In many cases, the certifying agency will conduct a site visit to your business location. During the site visit, agency representatives may interview key personnel, examine your facilities, and review your business operations. Be prepared for this visit and ensure that your business is operating as described in your application.
6. Decision & notification
After reviewing your application and conducting a site visit, the certifying agency will make a decision regarding your DBE certification. They will notify you of the decision, which may be approved, denied, or pending additional information.
7. Respond to any requests for additional information
If your application is pending or denied, the certifying agency will specify the reasons and may request additional information or clarification. It’s crucial to promptly respond to any requests to expedite the review process.
8. Understand the appeal process
If your application is denied and you believe the decision is incorrect, you have the right to appeal. Familiarize yourself with the appeal process and follow the agency’s guidelines for submitting an appeal.
It’s essential to remember that the DBE certification process can vary by region and certifying agency, and it may take several months to complete. Patience, diligence, and careful attention to detail are key to a successful application. Additionally, consider seeking guidance from professionals or organizations experienced in DBE certification to ensure your application is strong and compliant with all requirements (like FAMR).
Common myths & misconceptions of DBE certification
Addressing misunderstandings around this certification is crucial to making informed decisions, so let’s debunk some of the most persistent myths and provide clarity on DBE certification:
Myth 1: DBE certification guarantees contract awards
Reality: DBE certification is not a guaranteed ticket to government contract awards. While it significantly enhances your chances, securing contracts still requires competitive bidding, strong proposals, and meeting specific project requirements. The certification opens doors, but you must continue to demonstrate your competence and competitiveness.
Myth 2: DBE certification is only about minority ownership
Reality: While DBE certification does acknowledge minority ownership as a potential qualifying factor, it’s not limited to this. The primary focus is on individuals who are socially and economically disadvantaged. This can include minorities, women, veterans, and others facing economic disadvantages (such as those with disabilities). Ownership is just one aspect of qualification, and economic disadvantage plays a vital role.
Myth 3: DBE certification is irrelevant outside government contracts
Reality: While DBE certification is primarily associated with government contracting, it can have broader implications for your business. It showcases your commitment to diversity and inclusivity, which can be attractive to other clients and business partners who value these principles, even outside of contracting.
Myth 4: DBE certification is a one-time achievement
Reality: Securing DBE certification is a significant accomplishment, but it’s not a one-time event.
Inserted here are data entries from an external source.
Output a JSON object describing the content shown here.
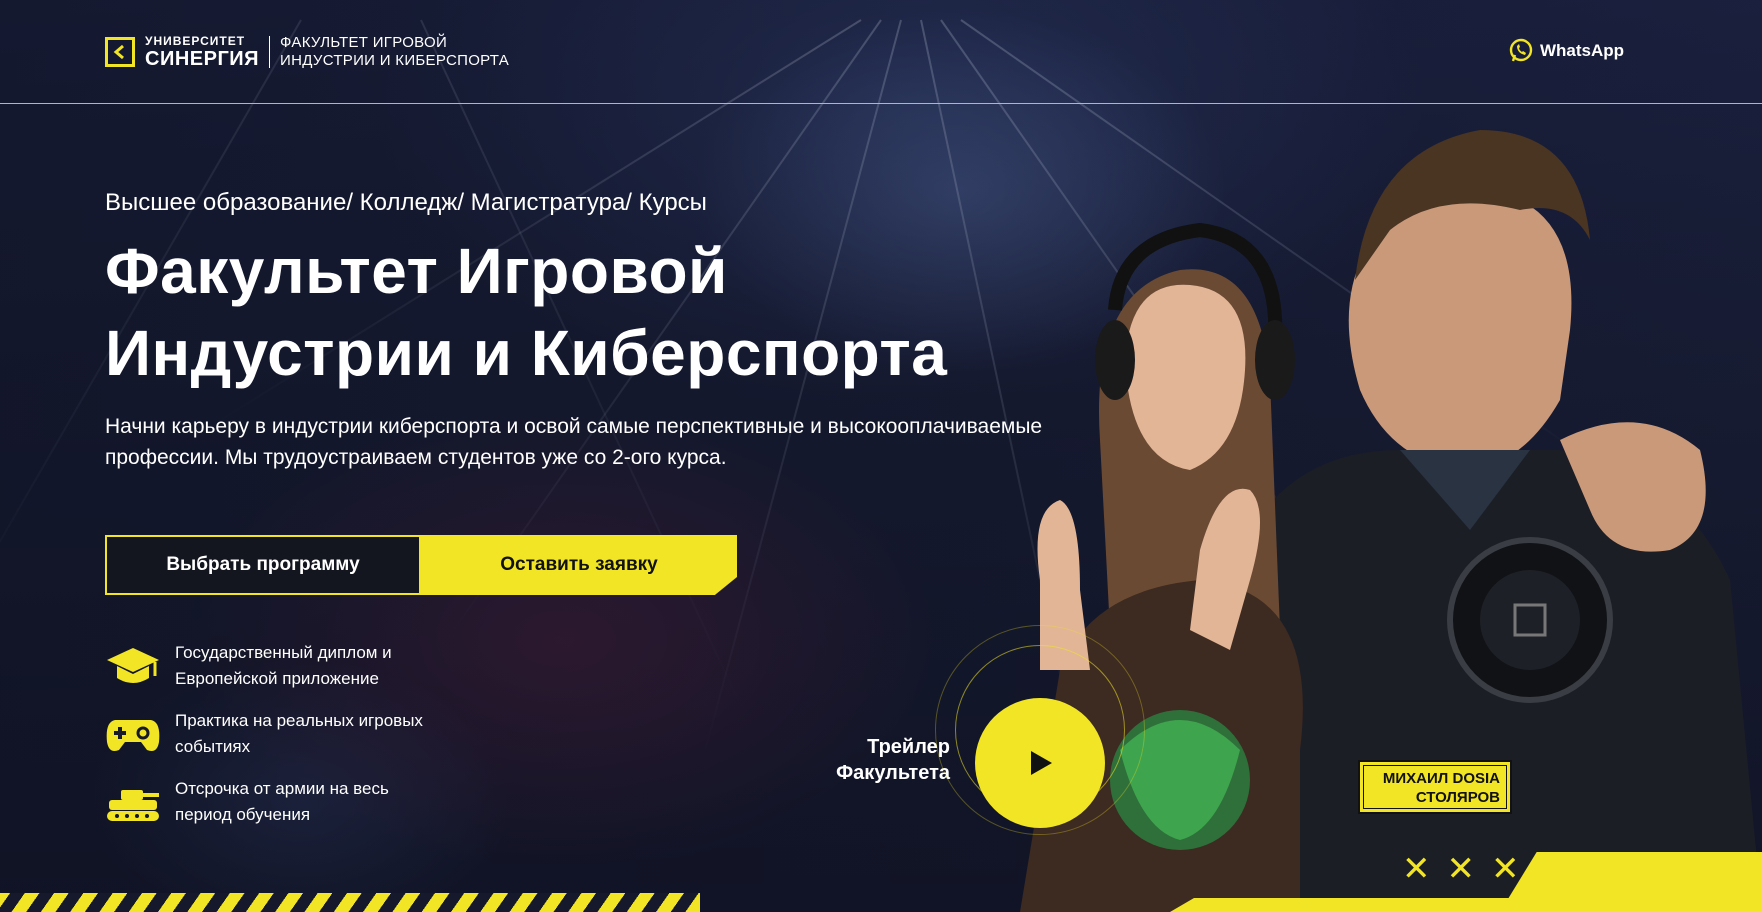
{
  "header": {
    "logo_line1": "УНИВЕРСИТЕТ",
    "logo_line2": "СИНЕРГИЯ",
    "faculty_line1": "ФАКУЛЬТЕТ ИГРОВОЙ",
    "faculty_line2": "ИНДУСТРИИ И КИБЕРСПОРТА",
    "whatsapp_label": "WhatsApp"
  },
  "hero": {
    "tags": "Высшее образование/ Колледж/ Магистратура/ Курсы",
    "title_line1": "Факультет Игровой",
    "title_line2": "Индустрии и Киберспорта",
    "description": "Начни карьеру в индустрии киберспорта и освой самые перспективные и высокооплачиваемые профессии. Мы трудоустраиваем студентов уже со 2-ого курса.",
    "button_program": "Выбрать программу",
    "button_apply": "Оставить заявку"
  },
  "features": [
    {
      "icon": "graduation-cap-icon",
      "line1": "Государственный диплом и",
      "line2": "Европейской приложение"
    },
    {
      "icon": "gamepad-icon",
      "line1": "Практика на реальных игровых",
      "line2": "событиях"
    },
    {
      "icon": "tank-icon",
      "line1": "Отсрочка от армии на весь",
      "line2": "период обучения"
    }
  ],
  "trailer": {
    "line1": "Трейлер",
    "line2": "Факультета"
  },
  "badge": {
    "line1_prefix": "МИХАИЛ ",
    "line1_nick": "DOSIA",
    "line2": "СТОЛЯРОВ"
  },
  "colors": {
    "accent": "#f1e526",
    "dark": "#14161f"
  }
}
To maintain your certification, you’ll need to submit annual affidavits, updated financial information, and participate in networking and outreach activities. Compliance with DBE program regulations is crucial to keep your certification in good standing.
Myth 5: DBE certification is a simple & straightforward process
Reality: The DBE certification process can be intricate and time-consuming. It involves detailed documentation, site visits, and interviews. Each certifying agency may have its own set of requirements and timelines, and the process can vary by location. Being well-prepared, diligent, and patient is essential.
Don’t navigate the challenges alone
FAMR has years of experience helping businesses just like yours to not only register with governments to get started in the contracting space, but identifying and assisting with certifications like DBE to get you the contracts you deserve. We’ll handle the paperwork, follow-ups, and convoluted processes so you can focus on running your business.